Geoelectrical imaging combining resistivity and induced polarization (IP) surveying has shown great potential for environmental monitoring at landfill sites and other locations that have been polluted, for example old industrial sites. Detection of landfill gas migration has been shown to be possible using resistivity and IP.
Resistivity and IP surveying is based on measurement of the potential distribution arising when electric current is transmitted to the underground via electrodes (see principle sketch below). The electrical resistivity of soil materials generally depends on the moisture content, temperature, porosity, and on the pore water salinity. Multi-electrode data acquisition systems (see below) allow time and cost efficient mapping of the subsurface space in 2D and 3D, and can also be configured for 4D (monitoring).
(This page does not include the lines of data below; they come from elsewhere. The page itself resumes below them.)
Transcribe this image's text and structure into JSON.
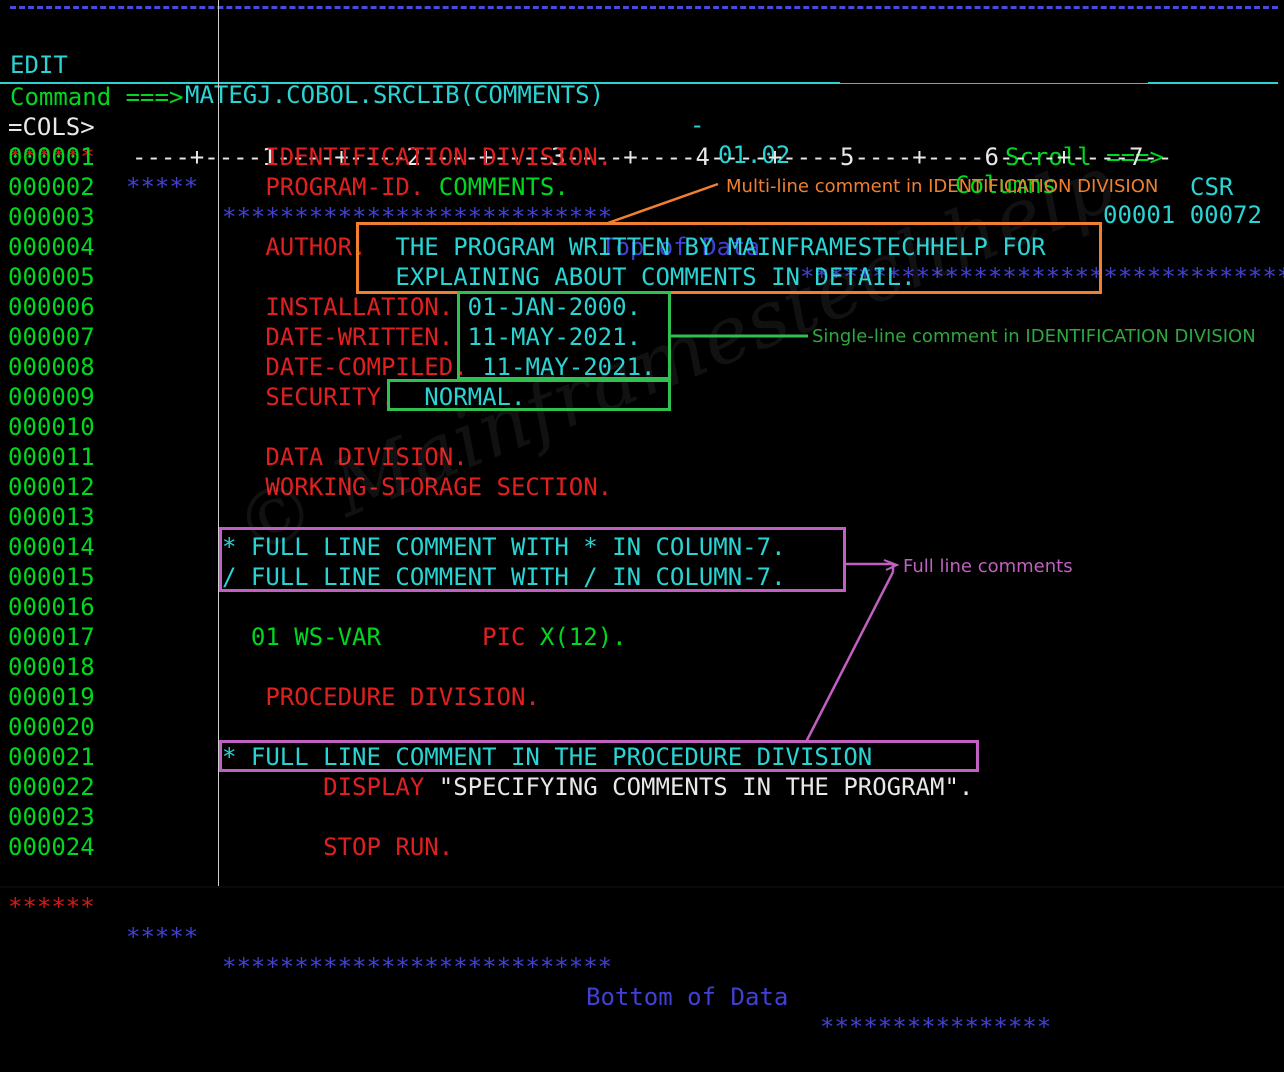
{
  "header": {
    "mode": "EDIT",
    "dataset": "MATEGJ.COBOL.SRCLIB(COMMENTS)",
    "dash": "-",
    "version": "01.02",
    "columns_label": "Columns",
    "columns_value": "00001 00072",
    "command_label": "Command ===>",
    "command_value": "",
    "scroll_label": "Scroll ===>",
    "scroll_value": "CSR"
  },
  "cols_ruler": {
    "prefix": "=COLS>",
    "ruler": "----+----1----+----2----+----3----+----4----+----5----+----6----+----7--"
  },
  "top_of_data": {
    "gutter_stars": "******",
    "stars_left": "*****",
    "stars_mid": "***************************",
    "text": "Top of Data",
    "stars_right": "*************************************"
  },
  "bottom_of_data": {
    "gutter_stars": "******",
    "stars_left": "*****",
    "stars_mid": "***************************",
    "text": "Bottom of Data",
    "stars_right": "****************"
  },
  "lines": [
    {
      "num": "000001",
      "segments": [
        {
          "t": "   IDENTIFICATION DIVISION.",
          "c": "red"
        }
      ]
    },
    {
      "num": "000002",
      "segments": [
        {
          "t": "   PROGRAM-ID. ",
          "c": "red"
        },
        {
          "t": "COMMENTS.",
          "c": "green"
        }
      ]
    },
    {
      "num": "000003",
      "segments": [
        {
          "t": "",
          "c": "red"
        }
      ]
    },
    {
      "num": "000004",
      "segments": [
        {
          "t": "   AUTHOR.  ",
          "c": "red"
        },
        {
          "t": "THE PROGRAM WRITTEN BY MAINFRAMESTECHHELP FOR",
          "c": "cyan"
        }
      ]
    },
    {
      "num": "000005",
      "segments": [
        {
          "t": "            ",
          "c": "red"
        },
        {
          "t": "EXPLAINING ABOUT COMMENTS IN DETAIL.",
          "c": "cyan"
        }
      ]
    },
    {
      "num": "000006",
      "segments": [
        {
          "t": "   INSTALLATION. ",
          "c": "red"
        },
        {
          "t": "01-JAN-2000.",
          "c": "cyan"
        }
      ]
    },
    {
      "num": "000007",
      "segments": [
        {
          "t": "   DATE-WRITTEN. ",
          "c": "red"
        },
        {
          "t": "11-MAY-2021.",
          "c": "cyan"
        }
      ]
    },
    {
      "num": "000008",
      "segments": [
        {
          "t": "   DATE-COMPILED.",
          "c": "red"
        },
        {
          "t": " 11-MAY-2021.",
          "c": "cyan"
        }
      ]
    },
    {
      "num": "000009",
      "segments": [
        {
          "t": "   SECURITY.  ",
          "c": "red"
        },
        {
          "t": "NORMAL.",
          "c": "cyan"
        }
      ]
    },
    {
      "num": "000010",
      "segments": [
        {
          "t": "",
          "c": "red"
        }
      ]
    },
    {
      "num": "000011",
      "segments": [
        {
          "t": "   DATA DIVISION.",
          "c": "red"
        }
      ]
    },
    {
      "num": "000012",
      "segments": [
        {
          "t": "   WORKING-STORAGE SECTION.",
          "c": "red"
        }
      ]
    },
    {
      "num": "000013",
      "segments": [
        {
          "t": "",
          "c": "red"
        }
      ]
    },
    {
      "num": "000014",
      "segments": [
        {
          "t": "* FULL LINE COMMENT WITH * IN COLUMN-7.",
          "c": "cyan"
        }
      ]
    },
    {
      "num": "000015",
      "segments": [
        {
          "t": "/ FULL LINE COMMENT WITH / IN COLUMN-7.",
          "c": "cyan"
        }
      ]
    },
    {
      "num": "000016",
      "segments": [
        {
          "t": "",
          "c": "red"
        }
      ]
    },
    {
      "num": "000017",
      "segments": [
        {
          "t": "  01 WS-VAR       ",
          "c": "green"
        },
        {
          "t": "PIC ",
          "c": "red"
        },
        {
          "t": "X(12).",
          "c": "green"
        }
      ]
    },
    {
      "num": "000018",
      "segments": [
        {
          "t": "",
          "c": "red"
        }
      ]
    },
    {
      "num": "000019",
      "segments": [
        {
          "t": "   PROCEDURE DIVISION.",
          "c": "red"
        }
      ]
    },
    {
      "num": "000020",
      "segments": [
        {
          "t": "",
          "c": "red"
        }
      ]
    },
    {
      "num": "000021",
      "segments": [
        {
          "t": "* FULL LINE COMMENT IN THE PROCEDURE DIVISION",
          "c": "cyan"
        }
      ]
    },
    {
      "num": "000022",
      "segments": [
        {
          "t": "       DISPLAY ",
          "c": "red"
        },
        {
          "t": "\"SPECIFYING COMMENTS IN THE PROGRAM\".",
          "c": "white"
        }
      ]
    },
    {
      "num": "000023",
      "segments": [
        {
          "t": "",
          "c": "red"
        }
      ]
    },
    {
      "num": "000024",
      "segments": [
        {
          "t": "       STOP RUN.",
          "c": "red"
        }
      ]
    }
  ],
  "annotations": [
    {
      "id": "multiline",
      "text": "Multi-line comment in IDENTIFICATION DIVISION",
      "color": "#f08030"
    },
    {
      "id": "singleline",
      "text": "Single-line comment in IDENTIFICATION DIVISION",
      "color": "#2fa840"
    },
    {
      "id": "fulllines",
      "text": "Full line comments",
      "color": "#c060c0"
    }
  ],
  "watermark": {
    "text": "© Mainframestechhelp"
  },
  "colors": {
    "background": "#000000",
    "line_number": "#00d820",
    "keyword": "#e02020",
    "comment": "#2ad4d4",
    "literal": "#e8e8e8",
    "stars": "#4040d8",
    "gutter_stars": "#d81818",
    "accent_orange": "#f08030",
    "accent_green": "#2fc04f",
    "accent_magenta": "#c060c0"
  }
}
The principle of slingram methods is to generate a primary electromagnetic field in the ground through a transmitter coil. The secondary electromagnetic field arising from induced currents in the ground are then detected in a reciever coil, and the measurements results in 2D-mapping of electromagnetic properties (electric conductivity and magnetic susceptibility) of the ground. The methods does not require instrument contact with the ground, and large areas can therefore quickly be explored. There are several versions of slingram instruments available, with different arrangement of the transmitter and receiver coil. Metal detectors are one kind of slingram instruments. When the coils are placed on a rod, the distance between them determines the depth penetration and lateral resolution of the measurements (for example EM38 and CMD Explorer). EM61 consist of two vertically arranged coils shaped as frames, and is example of an effective instrument for metal detection.
Surface wave seismics makes use of the most powerful seismic wave types, and gives the best resolution in the uppermost 10 m of the soil volume. The energy rich surface waves allows a sledge hammer to be used as a source for shallow (0-10 m) applications. It also allows for profiling measurements using a landstreamer with the geophones mounted on metal plates. The landstreamer could be towed by a vehicle producing long profiles with high resolution in a day. The method is based on the measurement of the velocity of the seismic surface waves generated by a source, ie a sledge hammer. The velocity is correlated to the stiffness of the material, the higher velocity the stiffer material. By producing a shot every 10 m and then moving the array in a roll along manner a detailed velocity profile is produced, and 2D or 3D pictures could be produced. In this project the MASW interpretation technique has been applied.
Håkan Rosqvist at hakan.rosqvist(at)tyrens.se